**Exercise:** Among the lines below, count those containing the word "icon". Give the number only.

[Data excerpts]
..............................
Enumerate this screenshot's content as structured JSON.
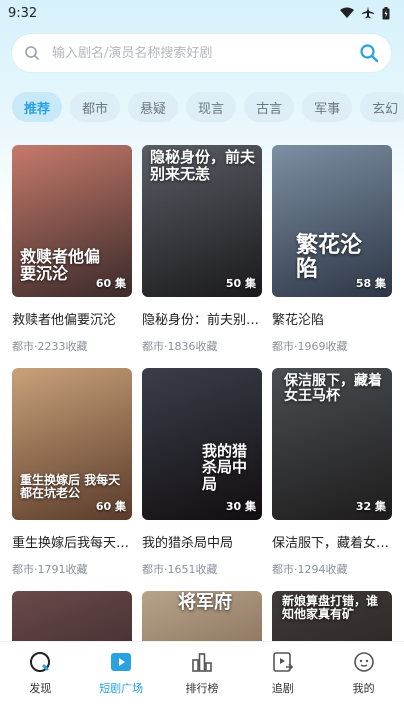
{
  "status": {
    "time": "9:32"
  },
  "search": {
    "placeholder": "输入剧名/演员名称搜索好剧"
  },
  "tabs": [
    {
      "label": "推荐",
      "active": true
    },
    {
      "label": "都市",
      "active": false
    },
    {
      "label": "悬疑",
      "active": false
    },
    {
      "label": "现言",
      "active": false
    },
    {
      "label": "古言",
      "active": false
    },
    {
      "label": "军事",
      "active": false
    },
    {
      "label": "玄幻",
      "active": false
    }
  ],
  "dramas": [
    {
      "title": "救赎者他偏要沉沦",
      "meta": "都市·2233收藏",
      "episodes": "60 集",
      "poster_text": "救赎者他偏要沉沦",
      "colors": [
        "#c67a6a",
        "#3a2a2a"
      ]
    },
    {
      "title": "隐秘身份：前夫别来无恙",
      "meta": "都市·1836收藏",
      "episodes": "50 集",
      "poster_text": "隐秘身份，前夫别来无恙",
      "colors": [
        "#5b5d66",
        "#1a1a1c"
      ]
    },
    {
      "title": "繁花沦陷",
      "meta": "都市·1969收藏",
      "episodes": "58 集",
      "poster_text": "繁花沦陷",
      "colors": [
        "#7d8fa3",
        "#2d3646"
      ]
    },
    {
      "title": "重生换嫁后我每天都在坑老公",
      "meta": "都市·1791收藏",
      "episodes": "60 集",
      "poster_text": "重生换嫁后 我每天都在坑老公",
      "colors": [
        "#c9a27a",
        "#5a3a2a"
      ]
    },
    {
      "title": "我的猎杀局中局",
      "meta": "都市·1651收藏",
      "episodes": "30 集",
      "poster_text": "我的猎杀局中局",
      "colors": [
        "#3a3e4a",
        "#120e10"
      ]
    },
    {
      "title": "保洁服下，藏着女王的马杯",
      "meta": "都市·1294收藏",
      "episodes": "32 集",
      "poster_text": "保洁服下，藏着女王马杯",
      "colors": [
        "#4a4e52",
        "#1e1c1c"
      ]
    },
    {
      "title": "",
      "meta": "",
      "episodes": "",
      "poster_text": "",
      "colors": [
        "#6a4a4a",
        "#2a1a1e"
      ]
    },
    {
      "title": "",
      "meta": "",
      "episodes": "",
      "poster_text": "将军府",
      "colors": [
        "#b7a48a",
        "#6a4b3a"
      ]
    },
    {
      "title": "",
      "meta": "",
      "episodes": "",
      "poster_text": "新娘算盘打错，谁知他家真有矿",
      "colors": [
        "#403a3a",
        "#1e1a1a"
      ]
    }
  ],
  "nav": [
    {
      "label": "发现",
      "icon": "discover-icon",
      "active": false
    },
    {
      "label": "短剧广场",
      "icon": "play-square-icon",
      "active": true
    },
    {
      "label": "排行榜",
      "icon": "ranking-icon",
      "active": false
    },
    {
      "label": "追剧",
      "icon": "follow-icon",
      "active": false
    },
    {
      "label": "我的",
      "icon": "profile-icon",
      "active": false
    }
  ],
  "colors": {
    "accent": "#2aa1e0",
    "tab_bg": "#ddeef6"
  }
}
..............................
**Problem solution:** 5